In others (such as this one), the score is shifted by a half-note, so it starts with an upbeat. Note that this induces syncopated harmony. (If you have the same harmony on a weak beat and on the following strong beat, it is called syncopated harmony, as in 'D' on this example). This is sometimes considered an error in music theory. Is this a wrong edition?
Actually the score is somewhat ambiguous, since the first repeat marks end with a half rest, which is not necessary with the upbeat. (One would likely make a short rest, no matter which notation is used). Given the slight emphasis on beats 1 and 3 is unchanged under this modification, the difference is not big, if noticeable at all.
It is often discussed, to which degree old scores should be revised to accomodate the expectations and habits of today's readers. This might be a weakly justified one.
Palestrina slightly predated the widespread adoption of of modern measure lines ("bars") in written music, which didn't take place until the 17th century, so this piece was probably first transcribed without measure lines.
With that being the case, it's largely a matter of opinion whether you draw the lines so this song begins on the half-note upbeat or the downbeat. Arguably, rendering it with any measure lines is "wrong" in terms of strict authenticity (although you could also make a strong case that earlier composers thought in measures, they just didn't write in them).

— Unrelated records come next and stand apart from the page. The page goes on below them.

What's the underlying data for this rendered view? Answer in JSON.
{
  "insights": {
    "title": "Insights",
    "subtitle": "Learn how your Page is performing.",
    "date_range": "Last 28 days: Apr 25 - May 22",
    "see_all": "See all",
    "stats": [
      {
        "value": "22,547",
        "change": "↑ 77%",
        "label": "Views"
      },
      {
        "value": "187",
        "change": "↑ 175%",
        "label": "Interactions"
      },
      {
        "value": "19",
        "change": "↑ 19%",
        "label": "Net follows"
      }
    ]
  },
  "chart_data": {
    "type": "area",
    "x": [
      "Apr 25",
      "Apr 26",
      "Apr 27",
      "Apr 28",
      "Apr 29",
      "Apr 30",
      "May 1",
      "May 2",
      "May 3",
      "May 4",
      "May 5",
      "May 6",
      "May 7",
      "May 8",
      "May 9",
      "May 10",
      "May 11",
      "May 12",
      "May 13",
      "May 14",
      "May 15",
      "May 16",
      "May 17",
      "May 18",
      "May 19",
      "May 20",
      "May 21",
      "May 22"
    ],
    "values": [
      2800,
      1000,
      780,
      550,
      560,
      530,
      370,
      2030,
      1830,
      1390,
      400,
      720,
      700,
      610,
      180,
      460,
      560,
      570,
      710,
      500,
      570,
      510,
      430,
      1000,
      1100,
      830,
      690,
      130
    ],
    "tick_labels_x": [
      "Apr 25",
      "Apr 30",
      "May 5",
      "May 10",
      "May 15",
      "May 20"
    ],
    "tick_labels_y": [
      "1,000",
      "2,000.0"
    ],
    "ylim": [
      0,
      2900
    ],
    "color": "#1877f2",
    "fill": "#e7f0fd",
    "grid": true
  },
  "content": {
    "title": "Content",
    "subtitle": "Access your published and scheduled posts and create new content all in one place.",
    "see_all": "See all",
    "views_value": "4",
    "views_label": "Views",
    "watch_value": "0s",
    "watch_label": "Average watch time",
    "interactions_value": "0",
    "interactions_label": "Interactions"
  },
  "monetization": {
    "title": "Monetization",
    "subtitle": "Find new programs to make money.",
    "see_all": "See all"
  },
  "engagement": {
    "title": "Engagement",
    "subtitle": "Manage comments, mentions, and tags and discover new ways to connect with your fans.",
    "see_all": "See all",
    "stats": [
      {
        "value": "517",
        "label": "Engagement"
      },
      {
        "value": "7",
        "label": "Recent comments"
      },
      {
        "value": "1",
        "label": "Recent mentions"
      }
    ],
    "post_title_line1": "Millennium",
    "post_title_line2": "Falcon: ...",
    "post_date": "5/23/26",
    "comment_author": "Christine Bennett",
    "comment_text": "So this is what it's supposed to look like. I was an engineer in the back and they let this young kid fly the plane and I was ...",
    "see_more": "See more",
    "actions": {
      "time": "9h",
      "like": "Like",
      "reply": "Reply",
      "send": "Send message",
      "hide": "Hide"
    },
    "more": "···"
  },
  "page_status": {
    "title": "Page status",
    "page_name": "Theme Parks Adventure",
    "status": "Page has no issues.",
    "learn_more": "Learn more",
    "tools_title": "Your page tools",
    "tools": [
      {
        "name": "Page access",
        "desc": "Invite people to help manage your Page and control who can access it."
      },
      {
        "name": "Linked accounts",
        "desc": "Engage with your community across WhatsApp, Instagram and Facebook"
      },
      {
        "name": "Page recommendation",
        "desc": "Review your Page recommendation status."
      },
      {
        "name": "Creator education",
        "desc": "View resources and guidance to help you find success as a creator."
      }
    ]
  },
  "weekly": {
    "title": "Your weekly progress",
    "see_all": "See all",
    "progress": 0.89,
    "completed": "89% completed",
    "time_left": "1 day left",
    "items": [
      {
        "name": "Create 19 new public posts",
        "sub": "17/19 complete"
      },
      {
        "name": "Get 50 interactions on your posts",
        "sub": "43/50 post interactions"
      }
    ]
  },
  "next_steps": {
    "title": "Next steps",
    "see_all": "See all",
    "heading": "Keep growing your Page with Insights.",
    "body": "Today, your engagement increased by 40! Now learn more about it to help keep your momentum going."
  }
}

As far as the harmony --as well as the whole note held across a bar line, it may indicate that someone less well versed in music theory drew the measure lines for the second version. However, music theory has changed greatly over the centuries. If those conventions were NOT typical for Palestrina, it's also plausible that later transcribers may have been "wrongly" influenced by them to start the piece on an upbeat.